-- ACTION ITEM --
Exclude the images, then return every line below exactly as written.

Collection entries

++++++++

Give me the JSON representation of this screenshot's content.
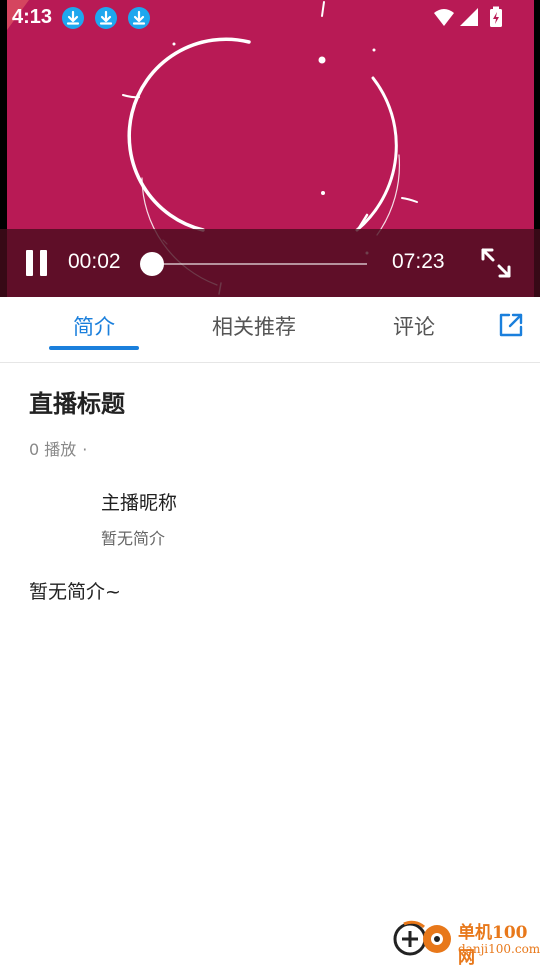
{
  "status_bar": {
    "time": "4:13"
  },
  "player": {
    "current_time": "00:02",
    "duration": "07:23",
    "progress_fraction": 0.005,
    "frame_color": "#b81a55"
  },
  "tabs": [
    {
      "label": "简介",
      "active": true
    },
    {
      "label": "相关推荐",
      "active": false
    },
    {
      "label": "评论",
      "active": false
    }
  ],
  "accent_color": "#1a7fdc",
  "content": {
    "title": "直播标题",
    "play_count": "0 播放",
    "meta_separator": "·",
    "anchor_name": "主播昵称",
    "anchor_desc": "暂无简介",
    "intro": "暂无简介~"
  },
  "watermark": {
    "line1": "单机100网",
    "line2": "danji100.com"
  },
  "icons": [
    "download-icon",
    "wifi-icon",
    "signal-icon",
    "battery-charging-icon",
    "pause-icon",
    "fullscreen-icon",
    "share-icon"
  ]
}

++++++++

-- WRITTEN SOLUTION --
Give me the JSON representation of this screenshot's content.
{
  "status_bar": {
    "time": "4:13"
  },
  "player": {
    "current_time": "00:02",
    "duration": "07:23",
    "progress_fraction": 0.005,
    "frame_color": "#b81a55"
  },
  "tabs": [
    {
      "label": "简介",
      "active": true
    },
    {
      "label": "相关推荐",
      "active": false
    },
    {
      "label": "评论",
      "active": false
    }
  ],
  "accent_color": "#1a7fdc",
  "content": {
    "title": "直播标题",
    "play_count": "0 播放",
    "meta_separator": "·",
    "anchor_name": "主播昵称",
    "anchor_desc": "暂无简介",
    "intro": "暂无简介~"
  },
  "watermark": {
    "line1": "单机100网",
    "line2": "danji100.com"
  },
  "icons": [
    "download-icon",
    "wifi-icon",
    "signal-icon",
    "battery-charging-icon",
    "pause-icon",
    "fullscreen-icon",
    "share-icon"
  ]
}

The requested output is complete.